Bethany Untied Auchettl, 18/10/2011

  • Concombre (cucumber)
  • Caoutchouc (rubber) (I learned this word from watching the amazing film Indochine.)
  • Agrafeuse (stapler)
  • Soupçon (suspicion, hint)
  • Un taxi attaque six taxis (one taxi attacks six taxis) I would be remiss if I didn’t include a vire-langue in this list, and this one is my favorite ! (When said, it should sound like un taxi ah-taxi taxi.)

I hope you’ve enjoyed my small collection of cool French words. Please, feel free to add your own to the list.

What words do you just absolutely adore for some reason or another ?



Join the conversation

7 Comments




  1. Judy MacMahon
    8 years ago

    Bethany congratulations! you are certainly a ‘Prestidigitateur’ with french words! Thank you Judy


  2. Sab Will
    8 years ago

    Hi Bethany, that is a beautiful article. Arc-en-ciel is probably one of my favourites. If you want hard to pronounce, you should try ‘serrurerie’, I’ve never been able to manage it.
    I too love funny word happenings, look:
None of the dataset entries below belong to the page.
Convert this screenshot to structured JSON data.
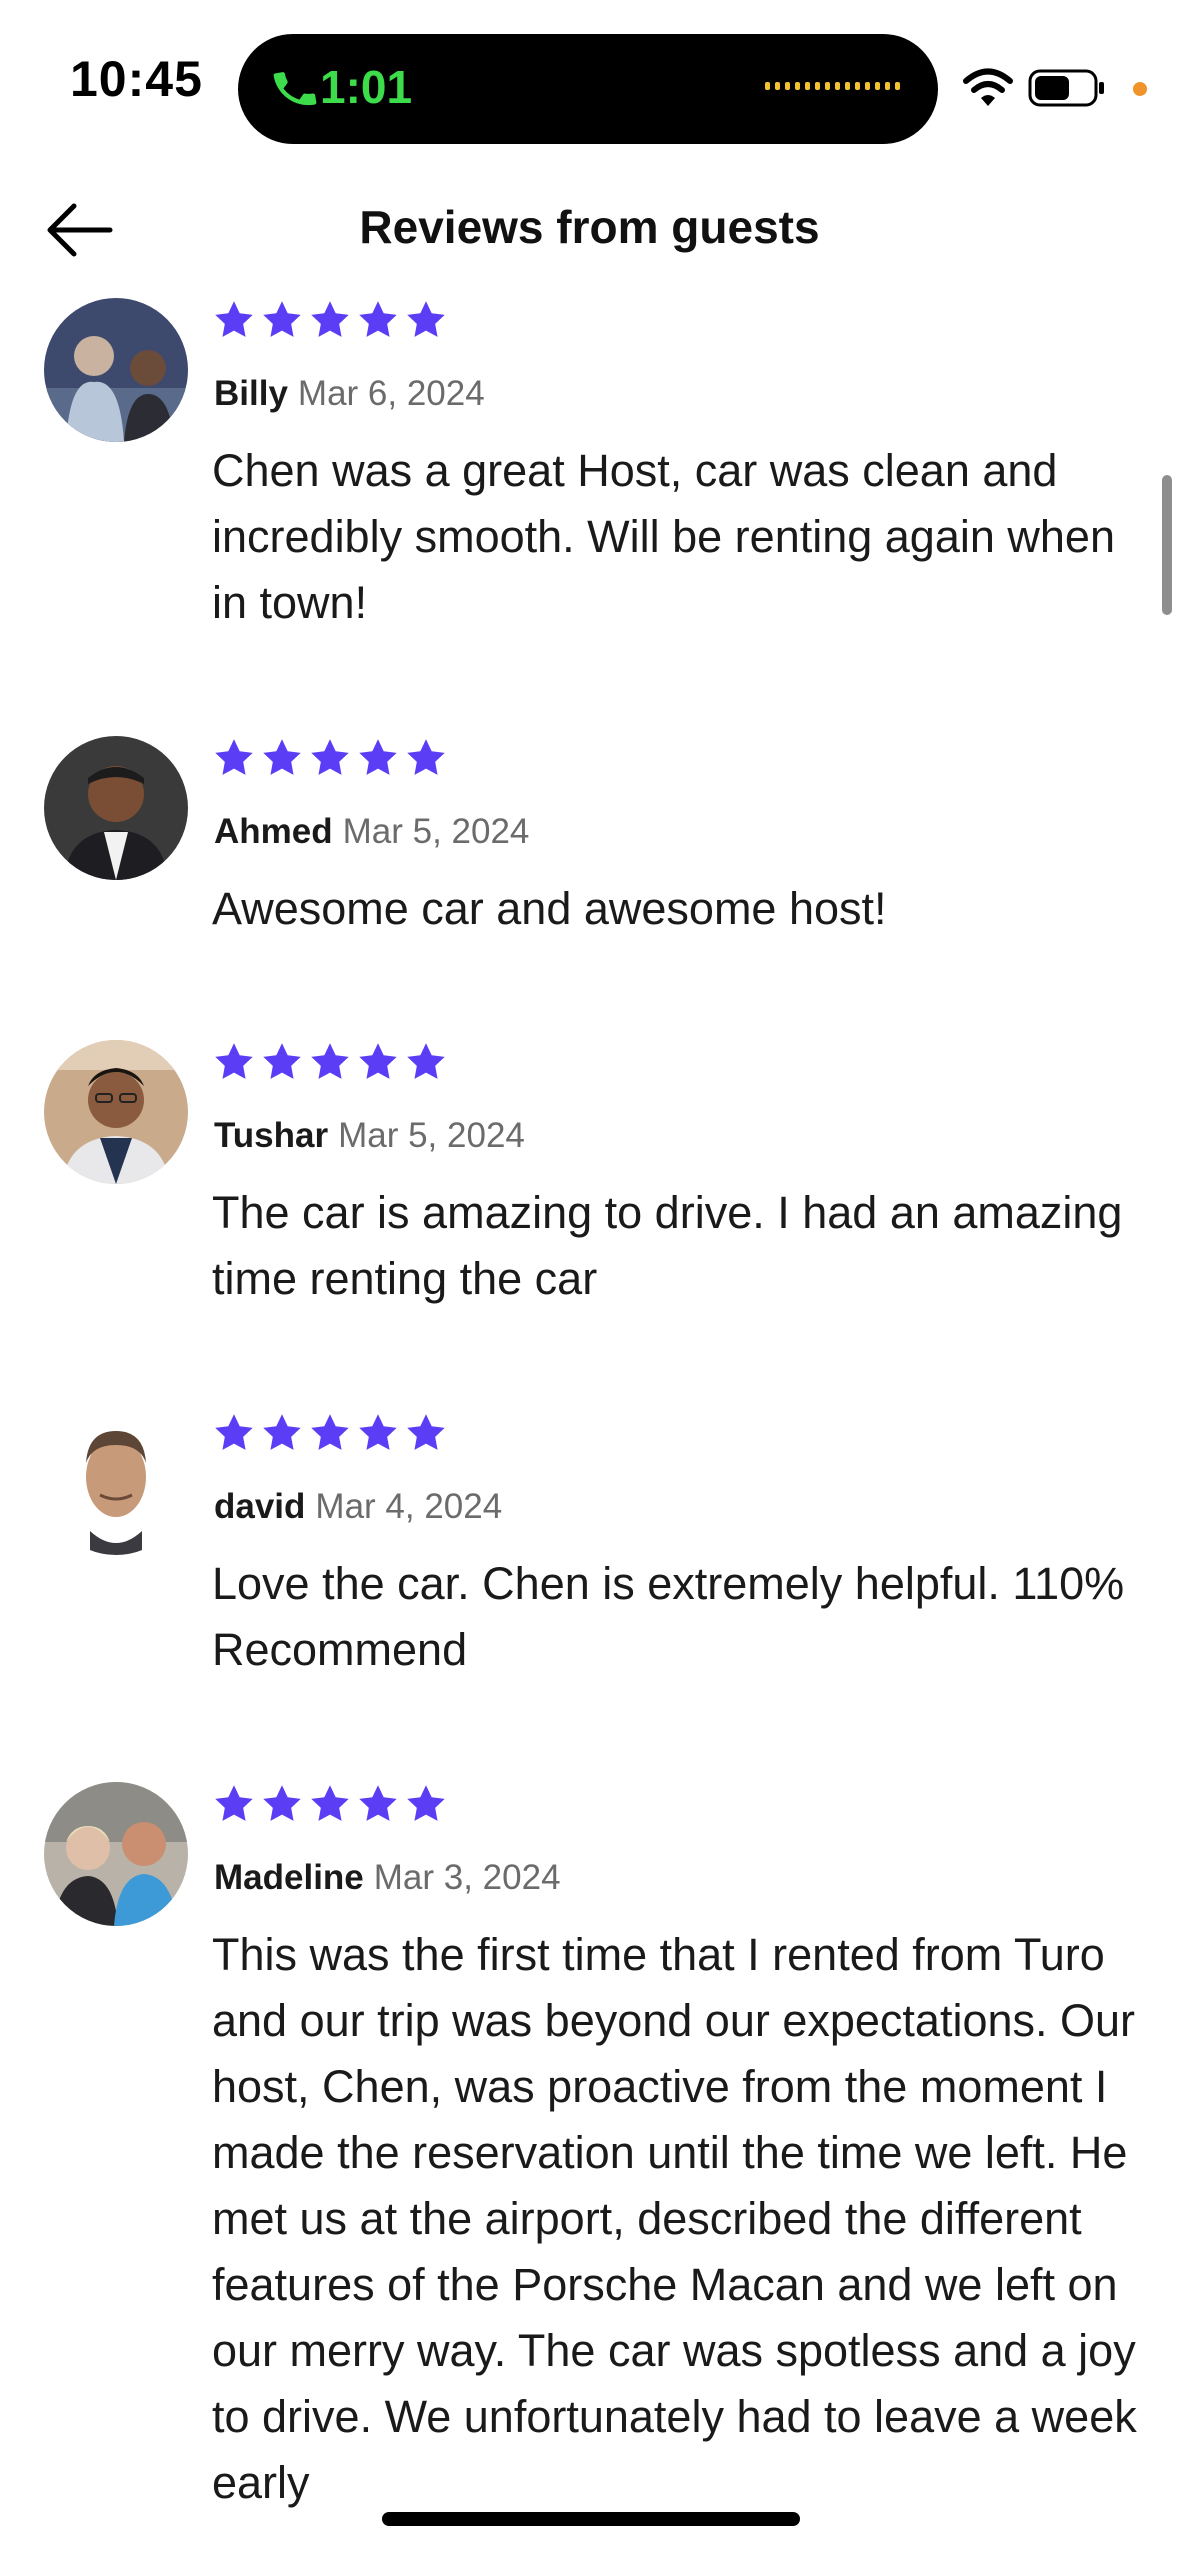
{
  "status_bar": {
    "time": "10:45",
    "call_timer": "1:01",
    "icons": [
      "phone-icon",
      "waveform-icon",
      "wifi-icon",
      "battery-icon",
      "privacy-dot"
    ]
  },
  "header": {
    "back_icon": "arrow-left-icon",
    "title": "Reviews from guests"
  },
  "colors": {
    "star": "#5b3df5",
    "call_green": "#3ddc4a",
    "privacy_orange": "#f0932b"
  },
  "reviews": [
    {
      "rating": 5,
      "name": "Billy",
      "date": "Mar 6, 2024",
      "text": "Chen was a great Host, car was clean and incredibly smooth. Will be renting again when in town!"
    },
    {
      "rating": 5,
      "name": "Ahmed",
      "date": "Mar 5, 2024",
      "text": "Awesome car and awesome host!"
    },
    {
      "rating": 5,
      "name": "Tushar",
      "date": "Mar 5, 2024",
      "text": "The car is amazing to drive. I had an amazing time renting the car"
    },
    {
      "rating": 5,
      "name": "david",
      "date": "Mar 4, 2024",
      "text": "Love the car.  Chen is extremely helpful. 110% Recommend"
    },
    {
      "rating": 5,
      "name": "Madeline",
      "date": "Mar 3, 2024",
      "text": "This was the first time that I rented from Turo and our trip was beyond our expectations.  Our host, Chen, was proactive from the moment I made the reservation until the time we left.  He met us at the airport, described the different features of the Porsche Macan and we left on our merry way.  The car was spotless and a joy to drive.  We unfortunately had to leave a week early"
    }
  ]
}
    http://snail.hotchpotchenglish.com/

    Have fun, ;~Sab


  3. Laura Griffin
    8 years ago

    My favourite is ‘parapluie’ especially when Bob says it!


  4. Emmanuelle Tremolet
    8 years ago

    I didn’t realise that we have so “special” french word! I use them everyday but today when I say them I laugh ! Thank you Bethany.


  5. Emmanuelle Tremolet
    8 years ago

    J’en ai trouvé d’autres : le gratte-ciel, l’ouvre-boite, le tire-bouchon.


  6. Bethany Untied
    8 years ago

    Merci Judy ! 🙂

    Sab- je n’arrive pas a prononcer serrurerie ! 😛

    Emmanuelle- je blague pas- ces trois mots étaient dans la version originale ! Il me fallait supprimer plusieurs exemples pour que l’article soit assez court ! Great minds think alike ! 🙂


  7. edurne19
    7 years ago

    I don’t know why, but I like a lot the word “sortilège” (magic spell, sort, enchantment).
    Regarding funny french words, I would add “tintinnabuler”, “boui-boui”, “ratiboiser”, “méli-mélo”, “bric-à-brac”, “de bric et de broc”, “fanfreluches”, “escopette”, “potron-minet” and “presse-purée”- well, there are plenty other ones but I can’t recall them all.
    And I’ve got another virelangue for you : si six scies scient six cyprès, six cents scies scient six cents cyprès ! Good luck with this one !
    And finally, a great creative insult : Résidu de fausse couche d’iguane vérolé !!
    As a matter of fact, I’m collecting funny old colloquialisms from the countryside (my parents seem to know an endless collection of them)and here one of them :
    Aller regarder les feuilles à l’envers (go watching the leaves from beneath): aller tirer un coup (faire l’amour) dans les bois.
    If you want more of them, let me know.